All of the entries need to be set down exactly as they read.

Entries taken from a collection
══════
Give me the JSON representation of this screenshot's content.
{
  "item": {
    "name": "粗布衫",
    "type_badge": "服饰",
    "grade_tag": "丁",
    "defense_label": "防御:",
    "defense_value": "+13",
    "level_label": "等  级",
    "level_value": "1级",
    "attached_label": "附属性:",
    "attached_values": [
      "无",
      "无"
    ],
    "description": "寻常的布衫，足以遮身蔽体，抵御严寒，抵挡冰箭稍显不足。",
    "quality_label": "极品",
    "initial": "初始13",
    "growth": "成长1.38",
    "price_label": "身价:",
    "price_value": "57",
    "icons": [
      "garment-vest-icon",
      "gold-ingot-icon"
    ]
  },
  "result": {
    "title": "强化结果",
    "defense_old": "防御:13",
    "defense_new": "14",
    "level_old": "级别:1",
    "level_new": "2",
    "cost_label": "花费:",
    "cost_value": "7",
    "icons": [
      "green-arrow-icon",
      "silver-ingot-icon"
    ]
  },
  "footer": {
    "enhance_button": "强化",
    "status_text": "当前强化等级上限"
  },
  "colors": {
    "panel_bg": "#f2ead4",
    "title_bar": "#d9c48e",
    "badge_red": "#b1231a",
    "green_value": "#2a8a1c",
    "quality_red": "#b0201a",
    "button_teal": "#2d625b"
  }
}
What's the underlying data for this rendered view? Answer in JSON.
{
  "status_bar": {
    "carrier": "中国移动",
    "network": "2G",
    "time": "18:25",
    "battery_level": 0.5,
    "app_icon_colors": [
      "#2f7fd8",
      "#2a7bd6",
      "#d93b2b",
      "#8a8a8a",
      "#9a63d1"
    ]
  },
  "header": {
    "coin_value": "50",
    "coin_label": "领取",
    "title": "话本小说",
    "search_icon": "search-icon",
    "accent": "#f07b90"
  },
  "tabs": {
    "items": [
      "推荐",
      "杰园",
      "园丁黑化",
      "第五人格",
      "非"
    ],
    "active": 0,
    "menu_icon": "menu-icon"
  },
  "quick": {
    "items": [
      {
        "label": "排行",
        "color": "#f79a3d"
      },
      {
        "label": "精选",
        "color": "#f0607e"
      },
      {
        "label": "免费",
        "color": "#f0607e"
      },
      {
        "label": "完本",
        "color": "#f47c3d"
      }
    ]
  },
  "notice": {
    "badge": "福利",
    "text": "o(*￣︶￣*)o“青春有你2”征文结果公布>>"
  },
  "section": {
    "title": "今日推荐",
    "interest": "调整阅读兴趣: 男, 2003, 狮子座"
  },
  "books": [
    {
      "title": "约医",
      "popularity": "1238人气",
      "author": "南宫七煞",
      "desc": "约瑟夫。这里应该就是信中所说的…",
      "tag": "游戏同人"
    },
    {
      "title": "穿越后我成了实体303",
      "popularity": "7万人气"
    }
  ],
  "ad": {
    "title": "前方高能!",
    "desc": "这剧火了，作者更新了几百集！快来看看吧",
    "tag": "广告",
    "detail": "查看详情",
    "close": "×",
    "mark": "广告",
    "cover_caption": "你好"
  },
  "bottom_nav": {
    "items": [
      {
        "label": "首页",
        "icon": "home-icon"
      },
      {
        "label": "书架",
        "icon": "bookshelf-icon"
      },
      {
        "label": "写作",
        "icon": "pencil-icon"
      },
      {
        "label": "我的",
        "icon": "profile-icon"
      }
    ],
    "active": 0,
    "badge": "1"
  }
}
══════
— SOLUTION TO THIS PROBLEM —
Give me the JSON representation of this screenshot's content.
{
  "item": {
    "name": "粗布衫",
    "type_badge": "服饰",
    "grade_tag": "丁",
    "defense_label": "防御:",
    "defense_value": "+13",
    "level_label": "等  级",
    "level_value": "1级",
    "attached_label": "附属性:",
    "attached_values": [
      "无",
      "无"
    ],
    "description": "寻常的布衫，足以遮身蔽体，抵御严寒，抵挡冰箭稍显不足。",
    "quality_label": "极品",
    "initial": "初始13",
    "growth": "成长1.38",
    "price_label": "身价:",
    "price_value": "57",
    "icons": [
      "garment-vest-icon",
      "gold-ingot-icon"
    ]
  },
  "result": {
    "title": "强化结果",
    "defense_old": "防御:13",
    "defense_new": "14",
    "level_old": "级别:1",
    "level_new": "2",
    "cost_label": "花费:",
    "cost_value": "7",
    "icons": [
      "green-arrow-icon",
      "silver-ingot-icon"
    ]
  },
  "footer": {
    "enhance_button": "强化",
    "status_text": "当前强化等级上限"
  },
  "colors": {
    "panel_bg": "#f2ead4",
    "title_bar": "#d9c48e",
    "badge_red": "#b1231a",
    "green_value": "#2a8a1c",
    "quality_red": "#b0201a",
    "button_teal": "#2d625b"
  }
}
What's the underlying data for this rendered view? Answer in JSON.
{
  "status_bar": {
    "carrier": "中国移动",
    "network": "2G",
    "time": "18:25",
    "battery_level": 0.5,
    "app_icon_colors": [
      "#2f7fd8",
      "#2a7bd6",
      "#d93b2b",
      "#8a8a8a",
      "#9a63d1"
    ]
  },
  "header": {
    "coin_value": "50",
    "coin_label": "领取",
    "title": "话本小说",
    "search_icon": "search-icon",
    "accent": "#f07b90"
  },
  "tabs": {
    "items": [
      "推荐",
      "杰园",
      "园丁黑化",
      "第五人格",
      "非"
    ],
    "active": 0,
    "menu_icon": "menu-icon"
  },
  "quick": {
    "items": [
      {
        "label": "排行",
        "color": "#f79a3d"
      },
      {
        "label": "精选",
        "color": "#f0607e"
      },
      {
        "label": "免费",
        "color": "#f0607e"
      },
      {
        "label": "完本",
        "color": "#f47c3d"
      }
    ]
  },
  "notice": {
    "badge": "福利",
    "text": "o(*￣︶￣*)o“青春有你2”征文结果公布>>"
  },
  "section": {
    "title": "今日推荐",
    "interest": "调整阅读兴趣: 男, 2003, 狮子座"
  },
  "books": [
    {
      "title": "约医",
      "popularity": "1238人气",
      "author": "南宫七煞",
      "desc": "约瑟夫。这里应该就是信中所说的…",
      "tag": "游戏同人"
    },
    {
      "title": "穿越后我成了实体303",
      "popularity": "7万人气"
    }
  ],
  "ad": {
    "title": "前方高能!",
    "desc": "这剧火了，作者更新了几百集！快来看看吧",
    "tag": "广告",
    "detail": "查看详情",
    "close": "×",
    "mark": "广告",
    "cover_caption": "你好"
  },
  "bottom_nav": {
    "items": [
      {
        "label": "首页",
        "icon": "home-icon"
      },
      {
        "label": "书架",
        "icon": "bookshelf-icon"
      },
      {
        "label": "写作",
        "icon": "pencil-icon"
      },
      {
        "label": "我的",
        "icon": "profile-icon"
      }
    ],
    "active": 0,
    "badge": "1"
  }
}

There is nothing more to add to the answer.